Just because you may not have experience setting up a tent or kayaking doesn’t mean you can’t have a relationship with the outdoors, Tariq says. Learning how to prepare for anything has been a key part of Tariq’s journey toward being comfortable in nature. Even simple acts like making sure she packs plenty of food, fills up a large reusable water bottle like a Hydro Flask to stay hydrated, and chooses the right gear for the weather have helped Tariq build up her confidence.
Outdoor culture can often feel exclusionary, minimizing the ways that regular people interact with nature every day, like families having cookouts in city parks or people fishing off the pier to catch dinner. “Every time I talk about what I do, at least one person will be like, ‘I love taking a walk in the park, but I’m not an outdoors person,’” Tariq explains. “I don’t know why we have this need to constantly minimize ourselves and edge ourselves out because someone along the way told us that you are not enough.”
It’s all about finding a way to connect to nature that works for you personally, Tariq says — whether that’s snapping photos for the ‘gram on a hike or just sitting by a lake and watching the birds fly by. “So what if someone went all the way to Joshua Tree to take a selfie?” she says. “Why does your experience have to be the most quintessentially authentic outdoor experience?”

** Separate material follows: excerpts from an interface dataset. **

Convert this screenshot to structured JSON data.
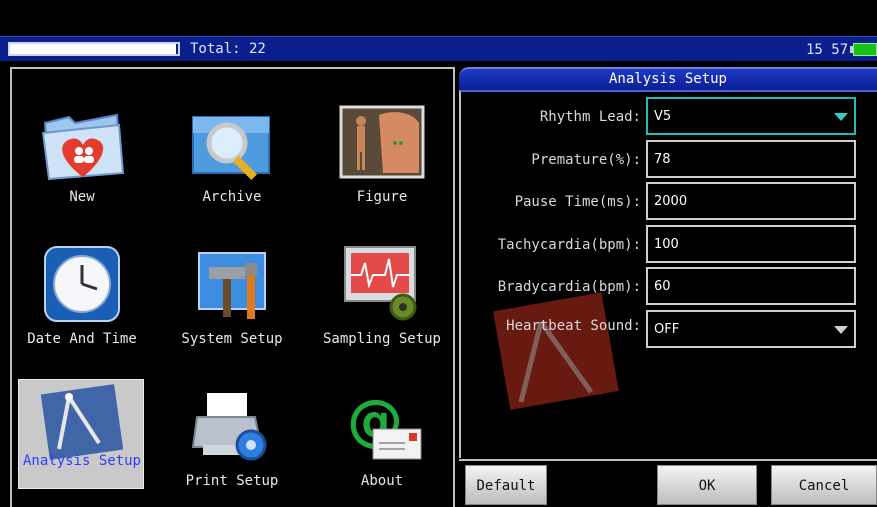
{
  "status_bar": {
    "progress_fraction": 0.99,
    "total_label": "Total: 22",
    "time": "15 57"
  },
  "menu": {
    "items": [
      {
        "label": "New",
        "icon": "new-folder-heart-icon"
      },
      {
        "label": "Archive",
        "icon": "archive-magnifier-icon"
      },
      {
        "label": "Figure",
        "icon": "figure-body-icon"
      },
      {
        "label": "Date And Time",
        "icon": "clock-icon"
      },
      {
        "label": "System Setup",
        "icon": "tools-icon"
      },
      {
        "label": "Sampling Setup",
        "icon": "monitor-gear-icon"
      },
      {
        "label": "Analysis Setup",
        "icon": "compass-blueprint-icon"
      },
      {
        "label": "Print Setup",
        "icon": "printer-gear-icon"
      },
      {
        "label": "About",
        "icon": "at-envelope-icon"
      }
    ],
    "selected": "Analysis Setup"
  },
  "analysis_setup": {
    "title": "Analysis Setup",
    "fields": [
      {
        "label": "Rhythm Lead:",
        "value": "V5",
        "type": "dropdown"
      },
      {
        "label": "Premature(%):",
        "value": "78",
        "type": "input"
      },
      {
        "label": "Pause Time(ms):",
        "value": "2000",
        "type": "input"
      },
      {
        "label": "Tachycardia(bpm):",
        "value": "100",
        "type": "input"
      },
      {
        "label": "Bradycardia(bpm):",
        "value": "60",
        "type": "input"
      },
      {
        "label": "Heartbeat Sound:",
        "value": "OFF",
        "type": "dropdown"
      }
    ],
    "buttons": {
      "default": "Default",
      "ok": "OK",
      "cancel": "Cancel"
    }
  },
  "colors": {
    "accent_blue": "#0a1e8c",
    "highlight_teal": "#25b8b8",
    "selected_text": "#2d3cff"
  }
}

Ultimately, Tariq’s activism ladders up to one larger goal: ensuring everyone feels a connection to nature so the entire population has a stake in the fight for climate justice. “We need to learn to love this [land] and develop our personal connection to these resources so that we will stand up and fight for them,” she says. “The more people that are involved in the movement, the more we realize about the realities that are impacting people around this country and the harder we can fight for it and the stronger our body of movement will be.”